Following the Romans
If the last couple weeks are any judge, it doesn't look like the stock market is going to crash - at least not yet. Unfortunately, this has hardly stopped the dooms-dayers from predicting a return to the Stone Age. Some of the theories coming out sound an awful lot like Jimmy Carter, just much worse.
In their analyses, many economists (and conspiracy theorists) observe similarities between current economic circumstances facing developed nations like our own with many ancient civilizations. Skeptics specifically point to the fall of great powers, and then relate historical facts that contributed to their demise with the modern world.
The most often example cited is the Roman Empire. Many pundits observe the Roman systems of economics, government, and monetary policy. Historians will note that one factor (of many) that pushed the Roman Empire toward its end was their use of fiat currency. (Fiat currency is money that is not backed by metal value).

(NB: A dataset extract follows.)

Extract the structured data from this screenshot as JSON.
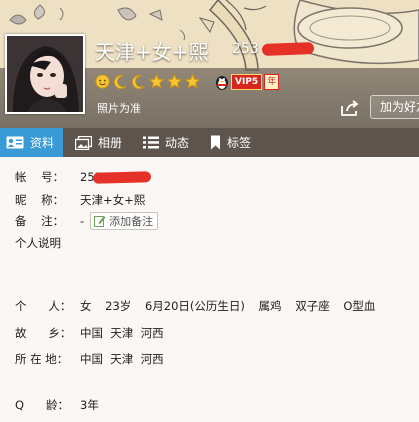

The Roman's, for much of their history, used currency (coinage) that was based on the value of its composition metals. Unfortunately, one problem that became totally pervasive in the Roman economy was the debasing of its currency.
In fact, this is the origin of the word debasement, which occurred when individuals (with or without government sanction) altered the composition of coins so they were not worth their intended value. Many coins were shaved, formed by coating less valuable minerals with more precious metals. This is, in part, why the United States' founding fathers made debasement a crime punishable by death.

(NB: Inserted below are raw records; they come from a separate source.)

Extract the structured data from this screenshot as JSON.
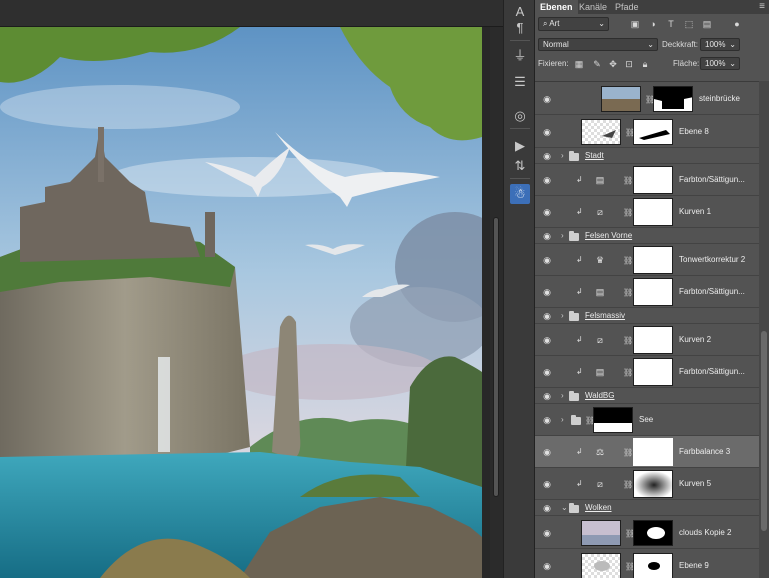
{
  "panel": {
    "tabs": [
      "Ebenen",
      "Kanäle",
      "Pfade"
    ],
    "filter_value": "Art",
    "blend_mode": "Normal",
    "opacity_label": "Deckkraft:",
    "opacity_value": "100%",
    "lock_label": "Fixieren:",
    "fill_label": "Fläche:",
    "fill_value": "100%"
  },
  "layers": [
    {
      "kind": "layer",
      "name": "steinbrücke"
    },
    {
      "kind": "layer",
      "name": "Ebene 8"
    },
    {
      "kind": "group",
      "name": "Stadt"
    },
    {
      "kind": "adjust",
      "name": "Farbton/Sättigun...",
      "icon": "hue-sat-icon"
    },
    {
      "kind": "adjust",
      "name": "Kurven 1",
      "icon": "curves-icon"
    },
    {
      "kind": "group",
      "name": "Felsen Vorne"
    },
    {
      "kind": "adjust",
      "name": "Tonwertkorrektur 2",
      "icon": "levels-icon"
    },
    {
      "kind": "adjust",
      "name": "Farbton/Sättigun...",
      "icon": "hue-sat-icon"
    },
    {
      "kind": "group",
      "name": "Felsmassiv"
    },
    {
      "kind": "adjust",
      "name": "Kurven 2",
      "icon": "curves-icon"
    },
    {
      "kind": "adjust",
      "name": "Farbton/Sättigun...",
      "icon": "hue-sat-icon"
    },
    {
      "kind": "group",
      "name": "WaldBG"
    },
    {
      "kind": "group-mask",
      "name": "See"
    },
    {
      "kind": "adjust",
      "name": "Farbbalance 3",
      "icon": "color-balance-icon",
      "selected": true
    },
    {
      "kind": "adjust",
      "name": "Kurven 5",
      "icon": "curves-icon"
    },
    {
      "kind": "group",
      "name": "Wolken",
      "open": true
    },
    {
      "kind": "layer",
      "name": "clouds Kopie 2"
    },
    {
      "kind": "layer",
      "name": "Ebene 9"
    }
  ],
  "tools": [
    "type-icon",
    "paragraph-icon",
    "usb-icon",
    "text-layout-icon",
    "swirl-icon",
    "play-icon",
    "swap-icon",
    "figure-icon"
  ],
  "colors": {
    "accent": "#3c6fb8",
    "panel": "#535353",
    "selected_row": "#6b6b6b"
  }
}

Many of these historians use the history of Rome as a siren's song for investors to be wary of our current system of economics, and any investments that rely on that system. They instead opt for alternative (read: Armageddon) investments like gold, silver, brass, lead, and gunpowder.
One fact often overlooked by such theorists is the substantial difference in timelines.
There's an old quote that I like which is commonly misunderstood, usually because half of it is missing: "Rome wasn't built in a day..." It's one we all know, a plea for patience and hard work.
The whole phrase, which far fewer people know is this: "Rome wasn't built in a day, nor was its money destroyed overnight." The real lesson from this phrase is that while this once-great empire took tremendous periods of time to grow and develop, it did not decline in the blink of an eye. Its fall, though painful and at times arduous and even violent, was a long-time coming.
Many people conveniently forget that the United States, despite our rapid ascent as a major world power, and our incredible sphere of influence in global policy and economics, is still a young nation. Rome, our prehistoric cousin, according to many modern sages, lasted for millennia, albeit in several forms (first a monarchy, then a republic, an empire, and finally an empire divided).
It has been just over two centuries since the birth of these United States and in the time has grown and prospered, taking its place among the world's greatest nations. However, the history of many great powers, Rome among them, is often broken down into eras, most of which last many centuries, longer than the entire history of our country.
While this certainly does not make the United States infallible by any means, hopefully it serves to put current circumstances in perspective.
The bottom line here is that ever since the beginning of time there has been someone standing on the corner with a sign saying the end is near. In fact, since 1980 it's pretty consistently been Robert Prechter, but thankfully he at least takes the time to shave.
So, for this week, it looks like the markets are going to survive. Certainly these are the times that try men's souls; but then again, all times try men's souls. There are always problems facing the world, they simply change nature and shape.
This week BP has [supposedly] made big strides in re-capping the oil leak in the Gulf. Companies are beginning to spend money without burdening themselves with unnecessary debt. The velocity of money is picking up in the US. Maybe - hopefully - things are starting to pick up again. If this is so, the markets will certainly follow suit in due time.